We can extend this list, and then create similar lists for each aspect of the lawsuits. Because the process for each lawsuit is largely uncontrolled, the number of variables affecting the lawsuits and the ways in which each could affect each lawsuit or combine makes the comparison weak, at best. While it is possible that over the course of a large number of lawsuits, the variances may even out, in reality we seldom if ever have sufficient lawsuits to make the comparison. In any event, we don’t track and measure the other key variables affecting performance on each of the lawsuits so it would be difficult to draw any conclusions about the lawyers.

Measuring Effort Not Value

Yet another challenge of UTBMS codes is that they measure effort, not value. Even putting aside other issues with UTBMS codes, all they measure is effort. We only know how many minutes it took to accomplish the task. As hopefully everyone in the legal industry knows today, effort does not equal value. Whether a lawyer spends one hour or 10 hours on a task, we don’t know how that task ties to the value of the matter, such as the outcome of the lawsuit.

Let’s go back to our two lawsuits. In each case, the time required to prepare for and depose the plaintiff was 10 hours. The effort required in each case was the same. But, in the first case the plaintiff’s deposition was pivotal to the outcome. In the second case, the plaintiff’s deposition had no impact on the outcome. The effort was the same, but the value was quite different. Because we aren’t measuring value, we aren’t comparing like things. If we magnify this problem by considering that for each step in the lawsuit we only measure effort and not value, you can see how we get to a big disconnect between what we are measuring with UTBMS codes and valued outcomes.

Another way to look at this is through the lens of behavior change. When we consider those two depositions, each taking 10 hours, we come to different conclusions about what to do if we also consider value. For one deposition (little value), we would want to reduce the time (effort) spent on the deposition. For the other deposition (high value) we may want to increase the time (effort) spent on the deposition (for those who would say we don’t know in advance, the simple case could be taking more time in the deposition itself). Without evaluating value for each piece of the lawsuit puzzle, we don’t know whether to increase, decrease, or not modify the effort. And, if we do adjust the effort, there is not guaranty we will positively impact value.

A Tool Past Its Prime

Back in the mid-1990s, when UTBMS codes first came about, we really did not have great alternatives. We were doing almost nothing with alternative fees and we knew very little about applying lean to services. We were, however, generating a lot of billable hour information, we already were capturing task descriptions, and putting some standardization around what we already were doing made sense.

In the past 20 years, we have learned a few things. Today, we have better tools. We can use value stream maps, lean accounting, and business-focused metrics to track processes, measure value, and make changes tied to value.

Continuing to spend a lot of time and effort on UTBMS codes, in my opinion, does not add value to improving the efficient, productivity, or quality of legal services. I don’t want the least effort low value service. I want a high value service delivered efficiently. To accomplish that goal, I want to focus on what adds value, measure the value, and ruthlessly eliminate things that don’t add value or detract from the value. I want the entire improvement process to deliver what I need (meaning don’t provide more or less service than I need).
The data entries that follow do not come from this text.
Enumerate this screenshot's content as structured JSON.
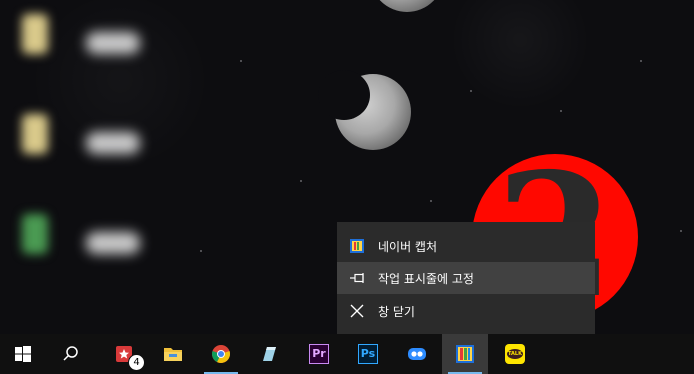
{
  "overlay": {
    "step_number": "2"
  },
  "jumplist": {
    "items": [
      {
        "label": "네이버 캡처",
        "icon": "naver-capture-icon"
      },
      {
        "label": "작업 표시줄에 고정",
        "icon": "pin-icon"
      },
      {
        "label": "창 닫기",
        "icon": "close-icon"
      }
    ]
  },
  "taskbar": {
    "app_badge_count": "4",
    "premiere_label": "Pr",
    "photoshop_label": "Ps",
    "kakaotalk_label": "TALK"
  },
  "colors": {
    "overlay_red": "#ff0800",
    "menu_bg": "#2b2b2b",
    "menu_hover": "#414141",
    "taskbar_bg": "#101010",
    "indicator_blue": "#76b9ed"
  }
}
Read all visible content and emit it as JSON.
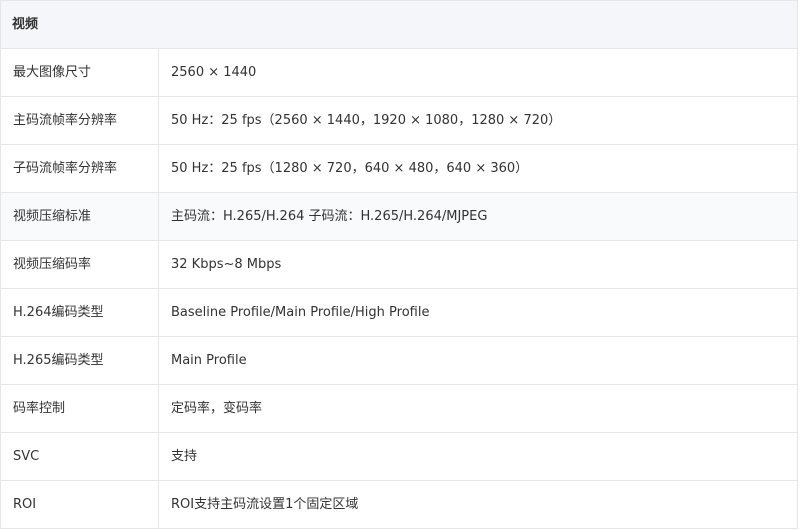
{
  "section": {
    "title": "视频"
  },
  "rows": [
    {
      "label": "最大图像尺寸",
      "value": "2560 × 1440"
    },
    {
      "label": "主码流帧率分辨率",
      "value": "50 Hz：25 fps（2560 × 1440，1920 × 1080，1280 × 720）"
    },
    {
      "label": "子码流帧率分辨率",
      "value": "50 Hz：25 fps（1280 × 720，640 × 480，640 × 360）"
    },
    {
      "label": "视频压缩标准",
      "value": "主码流：H.265/H.264 子码流：H.265/H.264/MJPEG"
    },
    {
      "label": "视频压缩码率",
      "value": "32 Kbps~8 Mbps"
    },
    {
      "label": "H.264编码类型",
      "value": "Baseline Profile/Main Profile/High Profile"
    },
    {
      "label": "H.265编码类型",
      "value": "Main Profile"
    },
    {
      "label": "码率控制",
      "value": "定码率，变码率"
    },
    {
      "label": "SVC",
      "value": "支持"
    },
    {
      "label": "ROI",
      "value": "ROI支持主码流设置1个固定区域"
    }
  ]
}
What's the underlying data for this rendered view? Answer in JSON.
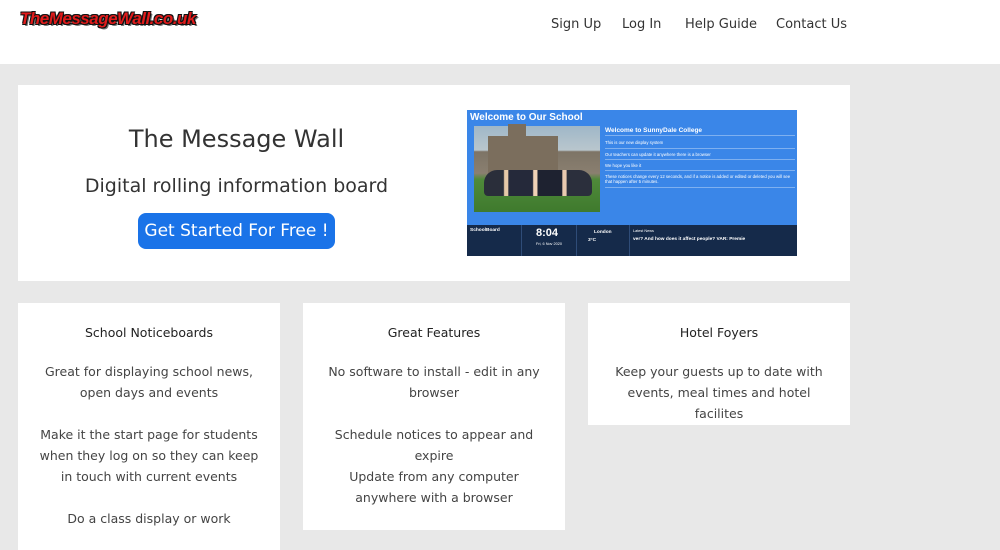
{
  "header": {
    "logo_text": "TheMessageWall.co.uk",
    "nav": [
      "Sign Up",
      "Log In",
      "Help Guide",
      "Contact Us"
    ]
  },
  "hero": {
    "title": "The Message Wall",
    "subtitle": "Digital rolling information board",
    "cta_label": "Get Started For Free !",
    "preview": {
      "heading": "Welcome to Our School",
      "notice_title": "Welcome to SunnyDale College",
      "notice_lines": [
        "This is our new display system",
        "Our teachers can update it anywhere there is a browser",
        "We hope you like it",
        "These notices change every 12 seconds, and if a notice is added or edited or deleted you will see that happen after 5 minutes."
      ],
      "bar": {
        "brand": "SchoolBoard",
        "time": "8:04",
        "date": "Fri, 6 Nov 2020",
        "city": "London",
        "temp": "3°C",
        "news_label": "Latest News",
        "news_text": "ver? And how does it affect people?  VAR: Premie"
      }
    }
  },
  "cards": [
    {
      "title": "School Noticeboards",
      "paragraphs": [
        "Great for displaying school news, open days and events",
        "Make it the start page for students when they log on so they can keep in touch with current events",
        "Do a class display or work"
      ]
    },
    {
      "title": "Great Features",
      "paragraphs": [
        "No software to install - edit in any browser",
        "Schedule notices to appear and expire",
        "Update from any computer anywhere with a browser"
      ]
    },
    {
      "title": "Hotel Foyers",
      "paragraphs": [
        "Keep your guests up to date with events, meal times and hotel facilites"
      ]
    }
  ]
}
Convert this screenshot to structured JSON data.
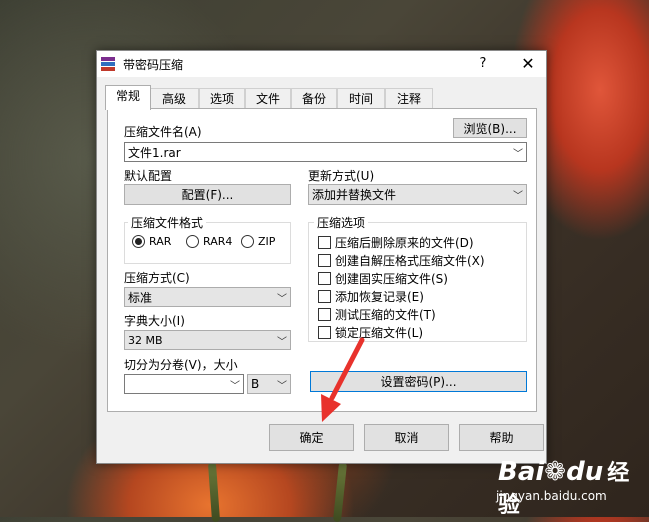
{
  "dialog": {
    "title": "带密码压缩",
    "help_label": "?",
    "close_label": "✕",
    "tabs": [
      {
        "label": "常规",
        "active": true
      },
      {
        "label": "高级"
      },
      {
        "label": "选项"
      },
      {
        "label": "文件"
      },
      {
        "label": "备份"
      },
      {
        "label": "时间"
      },
      {
        "label": "注释"
      }
    ]
  },
  "general": {
    "archive_name_label": "压缩文件名(A)",
    "browse_button": "浏览(B)...",
    "archive_name_value": "文件1.rar",
    "default_profile_label": "默认配置",
    "profiles_button": "配置(F)...",
    "update_mode_label": "更新方式(U)",
    "update_mode_value": "添加并替换文件",
    "format_group_label": "压缩文件格式",
    "formats": [
      {
        "label": "RAR",
        "selected": true
      },
      {
        "label": "RAR4",
        "selected": false
      },
      {
        "label": "ZIP",
        "selected": false
      }
    ],
    "method_label": "压缩方式(C)",
    "method_value": "标准",
    "dict_label": "字典大小(I)",
    "dict_value": "32 MB",
    "split_label": "切分为分卷(V)，大小",
    "split_value": "",
    "split_unit": "B",
    "options_group_label": "压缩选项",
    "options": [
      {
        "label": "压缩后删除原来的文件(D)",
        "checked": false
      },
      {
        "label": "创建自解压格式压缩文件(X)",
        "checked": false
      },
      {
        "label": "创建固实压缩文件(S)",
        "checked": false
      },
      {
        "label": "添加恢复记录(E)",
        "checked": false
      },
      {
        "label": "测试压缩的文件(T)",
        "checked": false
      },
      {
        "label": "锁定压缩文件(L)",
        "checked": false
      }
    ],
    "set_password_button": "设置密码(P)..."
  },
  "footer": {
    "ok_button": "确定",
    "cancel_button": "取消",
    "help_button": "帮助"
  },
  "watermark": {
    "logo_text": "Bai",
    "logo_text_2": "du",
    "brand_suffix": "经验",
    "url": "jingyan.baidu.com"
  },
  "colors": {
    "focus_border": "#0078d7",
    "annotation_arrow": "#e8322c"
  }
}
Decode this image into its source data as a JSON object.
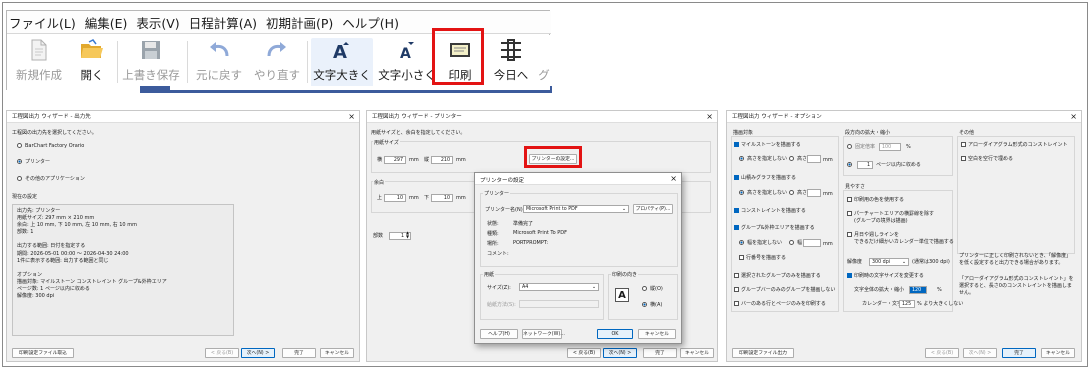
{
  "menu": [
    "ファイル(L)",
    "編集(E)",
    "表示(V)",
    "日程計算(A)",
    "初期計画(P)",
    "ヘルプ(H)"
  ],
  "toolbar": [
    {
      "label": "新規作成",
      "icon": "new-file-icon",
      "enabled": false
    },
    {
      "label": "開く",
      "icon": "open-folder-icon",
      "enabled": true
    },
    {
      "label": "上書き保存",
      "icon": "save-disk-icon",
      "enabled": false
    },
    {
      "label": "元に戻す",
      "icon": "undo-icon",
      "enabled": false
    },
    {
      "label": "やり直す",
      "icon": "redo-icon",
      "enabled": false
    },
    {
      "label": "文字大きく",
      "icon": "font-larger-icon",
      "enabled": true
    },
    {
      "label": "文字小さく",
      "icon": "font-smaller-icon",
      "enabled": true
    },
    {
      "label": "印刷",
      "icon": "printer-icon",
      "enabled": true
    },
    {
      "label": "今日へ",
      "icon": "today-icon",
      "enabled": true
    },
    {
      "label": "グ",
      "icon": "",
      "enabled": true
    }
  ],
  "colors": {
    "highlight": "#e31313",
    "accent": "#0067c0",
    "strip": "#3c5b9c"
  },
  "d1": {
    "title": "工程図出力 ウィザード - 出力先",
    "prompt": "工程図の出力先を選択してください。",
    "options": [
      "BarChart Factory Orario",
      "プリンター",
      "その他のアプリケーション"
    ],
    "selected_index": 1,
    "current_heading": "現在の設定",
    "current_lines": [
      "出力先: プリンター",
      "用紙サイズ: 297 mm × 210 mm",
      "余白: 上 10 mm, 下 10 mm, 左 10 mm, 右 10 mm",
      "部数: 1",
      "",
      "出力する範囲: 日付を指定する",
      "期間: 2026-05-01 00:00 ～ 2026-04-30 24:00",
      "1件に表示する範囲: 出力する範囲と同じ",
      "",
      "オプション",
      "描画対象: マイルストーン コンストレイント グループ&外枠エリア",
      "ページ数: 1 ページ以内に収める",
      "解像度: 300 dpi"
    ],
    "btn_load": "印刷設定ファイル取込",
    "btn_back": "< 戻る(B)",
    "btn_next": "次へ(N) >",
    "btn_finish": "完了",
    "btn_cancel": "キャンセル"
  },
  "d2": {
    "title": "工程図出力 ウィザード - プリンター",
    "prompt": "用紙サイズと、余白を指定してください。",
    "paper_size_label": "用紙サイズ",
    "width_label": "横",
    "width": "297",
    "height_label": "縦",
    "height": "210",
    "unit": "mm",
    "printer_settings_btn": "プリンターの設定...",
    "margin_label": "余白",
    "top_label": "上",
    "top": "10",
    "bottom_label": "下",
    "bottom": "10",
    "copies_label": "部数",
    "copies": "1",
    "btn_back": "< 戻る(B)",
    "btn_next": "次へ(N) >",
    "btn_finish": "完了",
    "btn_cancel": "キャンセル"
  },
  "ps": {
    "title": "プリンターの設定",
    "printer_group": "プリンター",
    "printer_name_label": "プリンター名(N):",
    "printer_name": "Microsoft Print to PDF",
    "properties_btn": "プロパティ(P)...",
    "status_label": "状態:",
    "status": "準備完了",
    "type_label": "種類:",
    "type": "Microsoft Print To PDF",
    "location_label": "場所:",
    "location": "PORTPROMPT:",
    "comment_label": "コメント:",
    "paper_group": "用紙",
    "size_label": "サイズ(Z):",
    "size": "A4",
    "source_label": "給紙方法(S):",
    "orientation_group": "印刷の向き",
    "portrait": "縦(O)",
    "landscape": "横(A)",
    "help_btn": "ヘルプ(H)",
    "network_btn": "ネットワーク(W)...",
    "ok_btn": "OK",
    "cancel_btn": "キャンセル"
  },
  "d3": {
    "title": "工程図出力 ウィザード - オプション",
    "draw_target": "描画対象",
    "milestone": "マイルストーンを描画する",
    "no_height": "高さを指定しない",
    "height": "高さ",
    "mm": "mm",
    "mountain": "山積みグラフを描画する",
    "constraint": "コンストレイントを描画する",
    "group_area": "グループ&外枠エリアを描画する",
    "no_width": "幅を指定しない",
    "width": "幅",
    "row_number": "行番号を描画する",
    "selected_group": "選択されたグループのみを描画する",
    "group_bars_only": "グループバーのみのグループを描画しない",
    "bars_pages": "バーのある行とページのみを印刷する",
    "zoom_group": "段方向の拡大・縮小",
    "fixed_ratio": "固定倍率",
    "ratio": "100",
    "pct": "%",
    "fit_pages": "1",
    "fit_pages_label": "ページ以内に収める",
    "visibility_group": "見やすさ",
    "print_colors": "印刷用の色を使用する",
    "partial_chart": "パーチャートエリアの横罫線を除す",
    "partial_chart2": "(グループの境界は描画)",
    "month_line": "月日や週しラインを",
    "month_line2": "できるだけ細かいカレンダー単位で描画する",
    "resolution_label": "解像度",
    "resolution": "300 dpi",
    "resolution_note": "(通常は300 dpi)",
    "text_scale": "印刷時の文字サイズを変更する",
    "text_scale_label": "文字全体の拡大・縮小",
    "text_scale_value": "120",
    "cal_text_label": "カレンダー・文字は",
    "cal_text_value": "125",
    "cal_text_note": "% より大きくしない",
    "other_group": "その他",
    "arrow_constraint": "アローダイアグラム形式のコンストレイント",
    "blank_rows": "空白を空行で埋める",
    "note1": "プリンターに正しく印刷されないとき、「解像度」を低く設定すると出力できる場合があります。",
    "note2": "「アローダイアグラム形式のコンストレイント」を選択すると、長さ0のコンストレイントを描画しません。",
    "btn_output": "印刷設定ファイル出力",
    "btn_back": "< 戻る(B)",
    "btn_next": "次へ(N) >",
    "btn_finish": "完了",
    "btn_cancel": "キャンセル"
  }
}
Send me an email or a tweet and let me know if you disagree, why you think there still is a place for UTBMS codes.